But Greek astronomers, being Greek, didn't use either the Latin ursa or English bear, they used the Greek work Arctos, which also just means bear.

So the Arctic is, literally, the bear-place. And the opposite end of the world is the Antarctic or Anti-Arctic or No-Bears-Here-Place.

And that's why polar bears don't move to the Antarctic. They feel unwelcome, etymologically speaking. This may be a ploy on the part of the penguins.

Mind you, polar bears are etymologically impossible, because bear come from the Proto-Germanic *bero, which means brown.

So brown bears are brown browns.

Oh, and grizzly bears are etymologically grey browns (from French gris), which is why I only use the Latin name Ursus Horribilis.

And some bears have no fur at all. I despise them. I can't bear bare bears.

The Inky Fool defending the etymological purity of Antarctica

P.S. Only a week until Short History of Drunkenness comes out in the USA

Thursday, 8 February 2018

Chile, not Chili

I'm off to Chile for a fortnight's holiday. The main thing about Chile, etymologically speaking, is that it is not the origin of the word chili meaning spicy stuff in food. That word comes from the Aztecs who lived all the way up in Mexico. Oddly enough, our standard word for the Aztec equivalent of beer - pulque - is from a language spoken in what's now Chile: Araucanian to be precise. This language also gave us gaucho, meaning wanderer, and poncho, meaning woolen cloth.

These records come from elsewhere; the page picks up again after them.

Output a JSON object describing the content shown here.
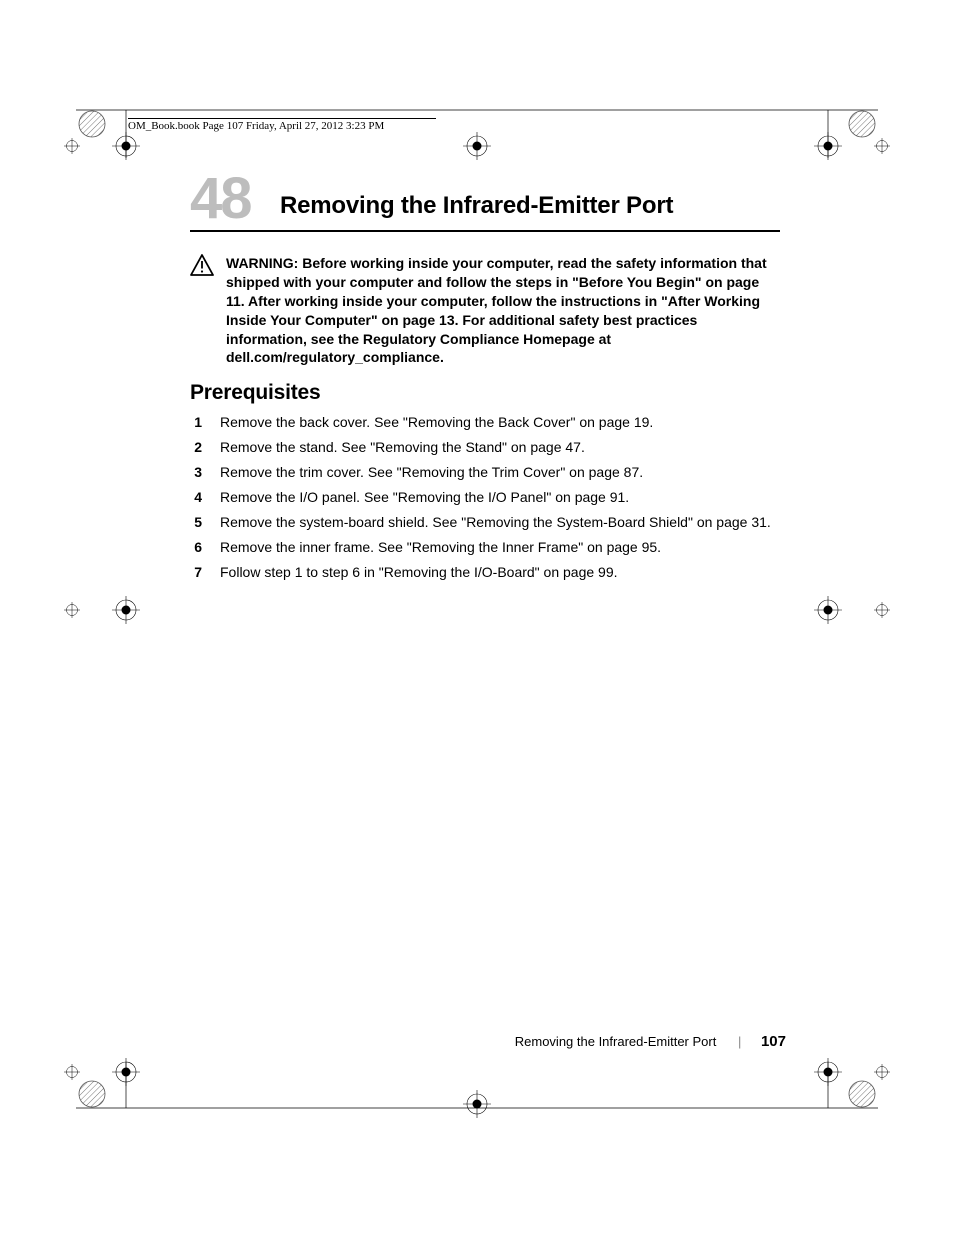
{
  "print_header": "OM_Book.book  Page 107  Friday, April 27, 2012  3:23 PM",
  "chapter": {
    "number": "48",
    "title": "Removing the Infrared-Emitter Port"
  },
  "warning": {
    "label": "WARNING:  ",
    "text": "Before working inside your computer, read the safety information that shipped with your computer and follow the steps in \"Before You Begin\" on page 11. After working inside your computer, follow the instructions in \"After Working Inside Your Computer\" on page 13. For additional safety best practices information, see the Regulatory Compliance Homepage at dell.com/regulatory_compliance."
  },
  "section_heading": "Prerequisites",
  "steps": [
    {
      "n": "1",
      "t": "Remove the back cover. See \"Removing the Back Cover\" on page 19."
    },
    {
      "n": "2",
      "t": "Remove the stand. See \"Removing the Stand\" on page 47."
    },
    {
      "n": "3",
      "t": "Remove the trim cover. See \"Removing the Trim Cover\" on page 87."
    },
    {
      "n": "4",
      "t": "Remove the I/O panel. See \"Removing the I/O Panel\" on page 91."
    },
    {
      "n": "5",
      "t": "Remove the system-board shield. See \"Removing the System-Board Shield\" on page 31."
    },
    {
      "n": "6",
      "t": "Remove the inner frame. See \"Removing the Inner Frame\" on page 95."
    },
    {
      "n": "7",
      "t": "Follow step 1 to step 6 in \"Removing the I/O-Board\" on page 99."
    }
  ],
  "footer": {
    "title": "Removing the Infrared-Emitter Port",
    "page": "107"
  }
}
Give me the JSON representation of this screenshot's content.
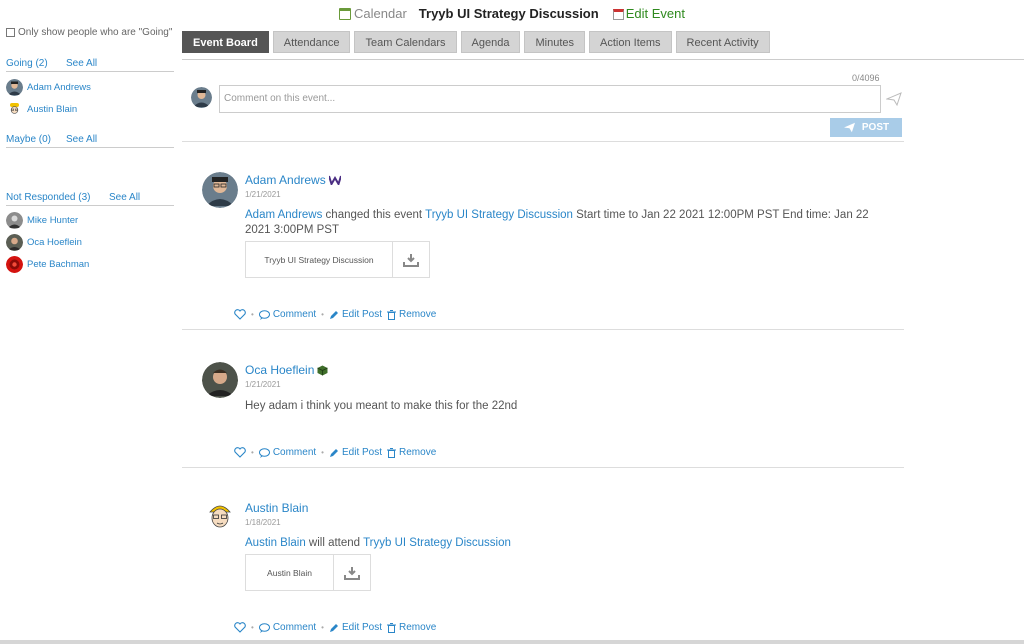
{
  "header": {
    "calendar_label": "Calendar",
    "event_title": "Tryyb UI Strategy Discussion",
    "edit_label": "Edit Event"
  },
  "sidebar": {
    "only_show_label": "Only show people who are \"Going\"",
    "going": {
      "label": "Going (2)",
      "see_all": "See All",
      "people": [
        "Adam Andrews",
        "Austin Blain"
      ]
    },
    "maybe": {
      "label": "Maybe (0)",
      "see_all": "See All"
    },
    "not_responded": {
      "label": "Not Responded (3)",
      "see_all": "See All",
      "people": [
        "Mike Hunter",
        "Oca Hoeflein",
        "Pete Bachman"
      ]
    }
  },
  "tabs": [
    "Event Board",
    "Attendance",
    "Team Calendars",
    "Agenda",
    "Minutes",
    "Action Items",
    "Recent Activity"
  ],
  "composer": {
    "counter": "0/4096",
    "placeholder": "Comment on this event...",
    "post_label": "POST"
  },
  "actions": {
    "comment": "Comment",
    "edit": "Edit Post",
    "remove": "Remove"
  },
  "posts": [
    {
      "author": "Adam Andrews",
      "date": "1/21/2021",
      "actor": "Adam Andrews",
      "verb": " changed this event ",
      "event_link": "Tryyb UI Strategy Discussion",
      "detail": "  Start time to Jan 22 2021 12:00PM PST End time: Jan 22 2021 3:00PM PST",
      "attachment": "Tryyb UI Strategy Discussion"
    },
    {
      "author": "Oca Hoeflein",
      "date": "1/21/2021",
      "text": "Hey adam i think you meant to make this for the 22nd"
    },
    {
      "author": "Austin Blain",
      "date": "1/18/2021",
      "actor": "Austin Blain",
      "verb": " will attend ",
      "event_link": "Tryyb UI Strategy Discussion",
      "attachment": "Austin Blain"
    }
  ],
  "colors": {
    "link": "#2a86c8",
    "edit_green": "#2f8a1f",
    "active_tab": "#555555",
    "post_button": "#a9cce8"
  }
}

So where does the name Chile come from? Nobody is very certain. But one theory is that it comes from a lost native language and means cold place or land's end. In which case it would be appropriate as the tip of Chile - Tierra del Fuego, or land of fire - is very cold even now, in their midsummer.

Santiago, though, is rather warm, which is why I'm going.

For more information about words of Chilean origin have a look at this old post about mamihlapinatapai.

The hotel was not as described

Tuesday, 19 December 2017

Losing your Rag in Rag Week in America

Image result for postman patI've been going through A Short History of Drunkenness for the American edition, changing those words and phrases that would be incomprehensible on the farther shores of the Atlantic. It's a process that I find utterly fascinating.

Some of the phrases are expected: "Does exactly what it says on the tin" comes from a British advertising campaign of the 1990s. I was surprised that rumpy-pumpy doesn't exist in America, but it was easily replaced with hanky-panky. But I became particularly curious about "lost his rag". This phrase not only doesn't exist in America, but I didn't really know why it existed in Britain.

The phrase is first recorded in 1928:

Finally, losing his rag completely, he extended his fingers to his nose and challenged any three men in the audience to come up on the platform and fight him.

This goes back to an old Yorkshire term "to get somebody's rag out", and that in turn appears to go back to the use of rag to mean tease, torment, scold etc. That's the same rag that you have in Rag-Week at University: the first week when everybody chases each other around rather boisterously. And it's also the origin of the American phrase to rag on sombody as in this line from 1979:

Critics all over the country..for years and years have been ragging on Joyce Carol Oates.

So Americans, it turns out, can be ragged on, but their rag cannot be gotten out, and nor can it ever be lost; they're just too good tempered.

The other problematic differences were the absence of Postman Pat on those distant shores (the British version points out that a Sumerian drinking song can be sung to the theme music), and finding a precise American equivalent of Maidstone.

Anyhow, A Short History of Drunkenness is already available in Britain, indeed the Spectator says that:

My favourite book of this and possibly any other Christmas is Mark Forsyth's A Short History of Drunkenness

And as it would make the perfect present for just about anybody, it should immediately be bought from a bookshop or one of these people:

Book Depository

And for all who don't know or remember here is the original Ronseal advertisement that changed our language, followed by the original Postman Pat theme.

(American readers should note that the majority of British English is now based on this one advertisement)